One of the most promising ways to study the epoch of reionization (EoR) is through radio observations of the redshifted 21-cm line emission from neutral hydrogen. These observations are complicated by the fact that the mapping of redshifts to line-of-sight positions is distorted by the peculiar velocities of the gas. Such distortions can be a source of error if they are not properly understood, but they also encode information about cosmology and astrophysics. We study the effects of redshift space distortions on the power spectrum of 21-cm radiation from the EoR using large-scale N-body and radiative transfer simulations. We quantify the anisotropy introduced in the 21-cm power spectrum by redshift space distortions and show how it evolves as reionization progresses and how it relates to the underlying physics. We go on to study the effects of redshift space distortions on LOFAR observations, taking instrument noise and foreground subtraction into account. We find that LOFAR should be able to directly observe the power spectrum anisotropy due to redshift space distortions at spatial scales around k similar to 0.1 Mpc(-1) after greater than or similar to 1000 h of integration time. At larger scales, sample errors become a limiting factor, while at smaller scales detector noise and foregrounds make the extraction of the signal problematic. Finally, we show how the astrophysical information contained in the evolution of the anisotropy of the 21-cm power spectrum can be extracted from LOFAR observations, and how it can be used to distinguish between different reionization scenarios.

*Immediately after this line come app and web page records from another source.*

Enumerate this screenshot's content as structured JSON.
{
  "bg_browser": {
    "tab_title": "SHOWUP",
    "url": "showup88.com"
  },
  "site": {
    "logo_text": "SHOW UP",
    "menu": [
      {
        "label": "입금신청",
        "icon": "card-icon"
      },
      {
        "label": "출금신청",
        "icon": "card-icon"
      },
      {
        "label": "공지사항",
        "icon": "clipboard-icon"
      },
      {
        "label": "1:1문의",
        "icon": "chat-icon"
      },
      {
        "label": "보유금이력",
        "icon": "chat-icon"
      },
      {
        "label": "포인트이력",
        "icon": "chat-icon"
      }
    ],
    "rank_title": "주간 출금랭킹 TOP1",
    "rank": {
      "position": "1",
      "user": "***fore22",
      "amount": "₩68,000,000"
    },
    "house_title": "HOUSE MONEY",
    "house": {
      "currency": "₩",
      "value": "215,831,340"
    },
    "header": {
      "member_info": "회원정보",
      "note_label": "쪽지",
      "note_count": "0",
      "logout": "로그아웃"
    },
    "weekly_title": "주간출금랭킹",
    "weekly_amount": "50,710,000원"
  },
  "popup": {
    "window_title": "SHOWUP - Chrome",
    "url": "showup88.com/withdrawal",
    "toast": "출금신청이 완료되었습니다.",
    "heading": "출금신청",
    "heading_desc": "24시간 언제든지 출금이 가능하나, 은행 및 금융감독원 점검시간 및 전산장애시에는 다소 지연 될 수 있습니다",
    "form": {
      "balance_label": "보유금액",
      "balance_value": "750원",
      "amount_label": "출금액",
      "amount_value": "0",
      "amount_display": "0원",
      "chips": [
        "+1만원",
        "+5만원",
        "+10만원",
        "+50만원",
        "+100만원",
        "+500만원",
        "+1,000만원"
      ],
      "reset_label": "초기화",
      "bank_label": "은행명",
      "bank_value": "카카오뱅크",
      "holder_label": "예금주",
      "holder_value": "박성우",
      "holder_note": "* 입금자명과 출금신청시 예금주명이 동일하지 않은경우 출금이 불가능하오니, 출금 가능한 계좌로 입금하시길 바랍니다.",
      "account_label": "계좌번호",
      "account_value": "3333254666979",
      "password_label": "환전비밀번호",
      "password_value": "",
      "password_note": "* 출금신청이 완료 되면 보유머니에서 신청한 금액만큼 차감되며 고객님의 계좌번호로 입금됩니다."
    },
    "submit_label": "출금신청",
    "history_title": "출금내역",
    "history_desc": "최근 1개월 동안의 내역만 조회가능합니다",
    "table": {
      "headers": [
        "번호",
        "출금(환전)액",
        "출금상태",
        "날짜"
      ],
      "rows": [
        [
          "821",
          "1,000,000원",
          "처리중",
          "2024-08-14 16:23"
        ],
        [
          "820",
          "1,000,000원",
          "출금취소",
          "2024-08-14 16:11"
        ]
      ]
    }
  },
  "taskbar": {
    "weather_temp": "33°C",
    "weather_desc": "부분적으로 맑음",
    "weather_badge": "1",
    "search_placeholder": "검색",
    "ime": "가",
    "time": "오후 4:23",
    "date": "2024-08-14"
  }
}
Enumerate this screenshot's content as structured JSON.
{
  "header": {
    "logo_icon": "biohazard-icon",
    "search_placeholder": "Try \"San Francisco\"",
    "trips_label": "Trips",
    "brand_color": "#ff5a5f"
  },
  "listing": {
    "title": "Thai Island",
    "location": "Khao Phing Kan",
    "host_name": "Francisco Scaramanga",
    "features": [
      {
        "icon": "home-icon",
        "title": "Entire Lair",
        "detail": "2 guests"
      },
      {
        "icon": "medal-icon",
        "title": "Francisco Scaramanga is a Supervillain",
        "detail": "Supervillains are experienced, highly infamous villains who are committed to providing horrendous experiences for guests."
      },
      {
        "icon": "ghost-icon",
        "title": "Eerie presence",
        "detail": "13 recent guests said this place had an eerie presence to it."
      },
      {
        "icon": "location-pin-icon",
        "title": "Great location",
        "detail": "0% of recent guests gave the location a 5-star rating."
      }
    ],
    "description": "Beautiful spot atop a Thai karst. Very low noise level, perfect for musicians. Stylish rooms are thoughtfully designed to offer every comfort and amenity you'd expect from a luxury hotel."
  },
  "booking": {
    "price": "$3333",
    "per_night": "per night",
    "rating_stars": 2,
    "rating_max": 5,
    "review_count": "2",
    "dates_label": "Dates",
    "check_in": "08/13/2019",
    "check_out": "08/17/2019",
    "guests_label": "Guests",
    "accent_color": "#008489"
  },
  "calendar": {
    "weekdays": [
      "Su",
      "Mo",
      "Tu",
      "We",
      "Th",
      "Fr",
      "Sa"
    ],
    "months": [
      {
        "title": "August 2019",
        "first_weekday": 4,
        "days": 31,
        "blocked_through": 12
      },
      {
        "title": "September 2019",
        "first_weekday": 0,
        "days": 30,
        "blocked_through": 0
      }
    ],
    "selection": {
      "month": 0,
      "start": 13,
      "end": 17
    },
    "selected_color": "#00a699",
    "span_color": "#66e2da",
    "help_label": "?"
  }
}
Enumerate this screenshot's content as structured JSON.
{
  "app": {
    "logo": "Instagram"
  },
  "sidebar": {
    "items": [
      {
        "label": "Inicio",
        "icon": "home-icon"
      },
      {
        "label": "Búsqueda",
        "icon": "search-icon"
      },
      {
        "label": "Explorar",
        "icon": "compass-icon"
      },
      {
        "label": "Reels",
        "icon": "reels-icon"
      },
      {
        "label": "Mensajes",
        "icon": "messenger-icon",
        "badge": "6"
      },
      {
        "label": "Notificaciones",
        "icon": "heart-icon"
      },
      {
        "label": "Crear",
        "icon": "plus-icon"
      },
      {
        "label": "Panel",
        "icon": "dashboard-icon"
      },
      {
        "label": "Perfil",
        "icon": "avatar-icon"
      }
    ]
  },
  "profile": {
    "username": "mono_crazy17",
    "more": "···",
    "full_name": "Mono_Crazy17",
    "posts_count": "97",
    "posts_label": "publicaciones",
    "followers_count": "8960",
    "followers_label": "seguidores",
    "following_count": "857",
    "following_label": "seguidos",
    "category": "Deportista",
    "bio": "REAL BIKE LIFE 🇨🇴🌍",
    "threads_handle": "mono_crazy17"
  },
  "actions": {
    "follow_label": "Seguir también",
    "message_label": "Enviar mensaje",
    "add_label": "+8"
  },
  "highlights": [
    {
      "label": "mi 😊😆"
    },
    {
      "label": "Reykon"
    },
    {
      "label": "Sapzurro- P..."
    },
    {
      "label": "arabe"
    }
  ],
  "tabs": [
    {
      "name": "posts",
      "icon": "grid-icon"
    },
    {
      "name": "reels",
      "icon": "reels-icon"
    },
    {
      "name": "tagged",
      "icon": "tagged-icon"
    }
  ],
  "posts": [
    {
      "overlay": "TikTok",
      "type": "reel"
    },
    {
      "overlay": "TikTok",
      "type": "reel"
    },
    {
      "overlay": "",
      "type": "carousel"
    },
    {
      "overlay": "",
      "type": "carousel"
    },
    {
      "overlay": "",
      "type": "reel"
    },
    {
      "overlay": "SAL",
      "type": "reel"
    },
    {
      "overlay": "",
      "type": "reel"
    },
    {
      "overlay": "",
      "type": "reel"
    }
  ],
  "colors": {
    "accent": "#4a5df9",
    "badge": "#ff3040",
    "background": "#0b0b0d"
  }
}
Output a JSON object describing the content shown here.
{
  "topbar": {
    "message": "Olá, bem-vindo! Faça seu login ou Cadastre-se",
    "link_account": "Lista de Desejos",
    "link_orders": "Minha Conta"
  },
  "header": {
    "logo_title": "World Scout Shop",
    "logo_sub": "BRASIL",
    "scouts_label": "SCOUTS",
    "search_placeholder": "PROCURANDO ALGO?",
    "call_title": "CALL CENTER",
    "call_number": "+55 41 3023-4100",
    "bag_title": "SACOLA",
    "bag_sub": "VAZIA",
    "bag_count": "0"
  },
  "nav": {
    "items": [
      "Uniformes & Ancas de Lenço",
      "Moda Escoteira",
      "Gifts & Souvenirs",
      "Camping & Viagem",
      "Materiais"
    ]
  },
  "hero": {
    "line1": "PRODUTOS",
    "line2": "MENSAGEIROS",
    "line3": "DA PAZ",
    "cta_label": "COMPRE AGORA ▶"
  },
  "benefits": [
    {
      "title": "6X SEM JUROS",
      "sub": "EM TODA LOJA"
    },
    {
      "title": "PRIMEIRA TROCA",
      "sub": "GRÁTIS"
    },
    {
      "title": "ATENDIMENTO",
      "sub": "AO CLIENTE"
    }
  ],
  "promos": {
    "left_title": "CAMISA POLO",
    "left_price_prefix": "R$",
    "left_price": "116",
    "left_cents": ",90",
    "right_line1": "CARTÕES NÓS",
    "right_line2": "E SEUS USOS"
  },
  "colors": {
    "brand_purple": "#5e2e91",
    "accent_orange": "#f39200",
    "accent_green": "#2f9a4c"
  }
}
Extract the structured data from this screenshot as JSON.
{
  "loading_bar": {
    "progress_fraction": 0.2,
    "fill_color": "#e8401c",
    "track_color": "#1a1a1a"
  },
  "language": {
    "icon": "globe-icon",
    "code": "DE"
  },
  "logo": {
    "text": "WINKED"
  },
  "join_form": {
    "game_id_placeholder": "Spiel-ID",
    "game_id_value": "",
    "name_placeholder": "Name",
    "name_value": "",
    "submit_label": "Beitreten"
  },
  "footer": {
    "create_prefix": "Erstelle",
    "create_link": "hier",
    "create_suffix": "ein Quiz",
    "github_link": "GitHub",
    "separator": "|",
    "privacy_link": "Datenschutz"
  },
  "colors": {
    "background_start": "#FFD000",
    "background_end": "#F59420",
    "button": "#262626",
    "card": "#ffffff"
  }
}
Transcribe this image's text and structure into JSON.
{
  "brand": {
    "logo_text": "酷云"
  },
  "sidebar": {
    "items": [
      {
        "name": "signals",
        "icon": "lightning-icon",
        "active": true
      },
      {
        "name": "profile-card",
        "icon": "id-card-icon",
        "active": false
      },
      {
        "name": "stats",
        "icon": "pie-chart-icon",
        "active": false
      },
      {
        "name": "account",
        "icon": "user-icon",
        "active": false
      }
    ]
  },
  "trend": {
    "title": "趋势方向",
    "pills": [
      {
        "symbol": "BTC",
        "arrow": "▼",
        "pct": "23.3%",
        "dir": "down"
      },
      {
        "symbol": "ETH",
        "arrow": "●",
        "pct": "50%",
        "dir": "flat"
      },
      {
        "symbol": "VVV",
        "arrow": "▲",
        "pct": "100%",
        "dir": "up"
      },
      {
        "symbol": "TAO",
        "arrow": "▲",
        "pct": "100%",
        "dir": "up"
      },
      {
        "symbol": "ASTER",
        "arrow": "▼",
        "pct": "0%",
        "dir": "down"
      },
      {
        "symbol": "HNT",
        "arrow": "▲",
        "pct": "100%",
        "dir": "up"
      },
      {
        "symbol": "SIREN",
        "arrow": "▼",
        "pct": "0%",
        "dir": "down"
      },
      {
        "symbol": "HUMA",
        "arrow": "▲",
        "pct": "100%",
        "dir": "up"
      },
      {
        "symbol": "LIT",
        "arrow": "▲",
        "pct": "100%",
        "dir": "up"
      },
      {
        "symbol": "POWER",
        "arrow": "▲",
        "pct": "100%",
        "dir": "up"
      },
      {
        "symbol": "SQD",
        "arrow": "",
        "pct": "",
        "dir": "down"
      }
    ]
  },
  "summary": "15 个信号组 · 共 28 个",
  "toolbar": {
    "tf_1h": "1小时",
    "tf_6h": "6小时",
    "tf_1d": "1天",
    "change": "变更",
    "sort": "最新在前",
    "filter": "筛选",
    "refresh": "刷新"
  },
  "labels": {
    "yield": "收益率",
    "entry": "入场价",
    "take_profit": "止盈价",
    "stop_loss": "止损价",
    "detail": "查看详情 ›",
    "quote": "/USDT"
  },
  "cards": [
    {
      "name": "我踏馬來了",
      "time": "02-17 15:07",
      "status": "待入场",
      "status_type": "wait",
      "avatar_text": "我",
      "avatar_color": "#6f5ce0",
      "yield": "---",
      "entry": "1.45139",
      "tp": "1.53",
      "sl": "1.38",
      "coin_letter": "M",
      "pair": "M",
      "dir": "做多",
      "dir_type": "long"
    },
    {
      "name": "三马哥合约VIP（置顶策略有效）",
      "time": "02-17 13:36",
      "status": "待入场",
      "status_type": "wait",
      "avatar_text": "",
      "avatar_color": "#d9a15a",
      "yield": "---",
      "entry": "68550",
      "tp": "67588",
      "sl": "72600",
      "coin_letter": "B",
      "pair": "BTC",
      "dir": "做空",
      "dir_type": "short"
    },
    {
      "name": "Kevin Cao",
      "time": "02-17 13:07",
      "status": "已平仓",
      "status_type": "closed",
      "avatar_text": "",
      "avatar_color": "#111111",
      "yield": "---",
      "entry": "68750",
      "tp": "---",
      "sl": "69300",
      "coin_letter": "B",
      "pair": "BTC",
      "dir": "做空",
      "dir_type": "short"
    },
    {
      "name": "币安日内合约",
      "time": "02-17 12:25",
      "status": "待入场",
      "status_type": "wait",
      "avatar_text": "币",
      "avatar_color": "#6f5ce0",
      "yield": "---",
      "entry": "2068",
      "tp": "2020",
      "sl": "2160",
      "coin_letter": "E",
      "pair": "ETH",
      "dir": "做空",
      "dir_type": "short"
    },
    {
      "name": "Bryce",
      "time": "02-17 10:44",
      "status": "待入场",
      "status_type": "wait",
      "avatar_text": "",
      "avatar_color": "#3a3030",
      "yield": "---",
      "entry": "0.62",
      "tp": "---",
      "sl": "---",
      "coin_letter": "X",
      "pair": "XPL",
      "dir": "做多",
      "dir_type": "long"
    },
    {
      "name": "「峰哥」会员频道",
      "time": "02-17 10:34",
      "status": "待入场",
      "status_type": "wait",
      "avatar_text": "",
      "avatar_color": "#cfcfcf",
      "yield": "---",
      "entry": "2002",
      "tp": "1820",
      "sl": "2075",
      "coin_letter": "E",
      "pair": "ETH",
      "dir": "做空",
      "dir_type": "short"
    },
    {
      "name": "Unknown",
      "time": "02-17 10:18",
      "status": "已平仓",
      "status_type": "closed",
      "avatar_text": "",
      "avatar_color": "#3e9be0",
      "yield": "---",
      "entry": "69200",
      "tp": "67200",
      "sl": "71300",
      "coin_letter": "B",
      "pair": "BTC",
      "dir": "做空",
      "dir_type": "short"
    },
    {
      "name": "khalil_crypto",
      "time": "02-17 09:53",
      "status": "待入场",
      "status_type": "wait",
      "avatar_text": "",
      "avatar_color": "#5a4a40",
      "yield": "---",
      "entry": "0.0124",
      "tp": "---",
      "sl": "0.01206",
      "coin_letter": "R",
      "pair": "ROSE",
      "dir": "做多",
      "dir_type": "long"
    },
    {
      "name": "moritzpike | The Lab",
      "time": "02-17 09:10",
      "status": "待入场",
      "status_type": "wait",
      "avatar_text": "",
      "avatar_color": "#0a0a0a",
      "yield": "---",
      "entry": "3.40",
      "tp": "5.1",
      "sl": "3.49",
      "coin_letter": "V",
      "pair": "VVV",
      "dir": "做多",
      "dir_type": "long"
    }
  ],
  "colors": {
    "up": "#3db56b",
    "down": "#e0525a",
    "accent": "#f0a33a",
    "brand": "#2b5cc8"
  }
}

|Tijdschrift||Monthly Notices of the Royal Astronomical Society|
|Nummer van het tijdschrift||1|
|Status||Published - 11-okt.-2013|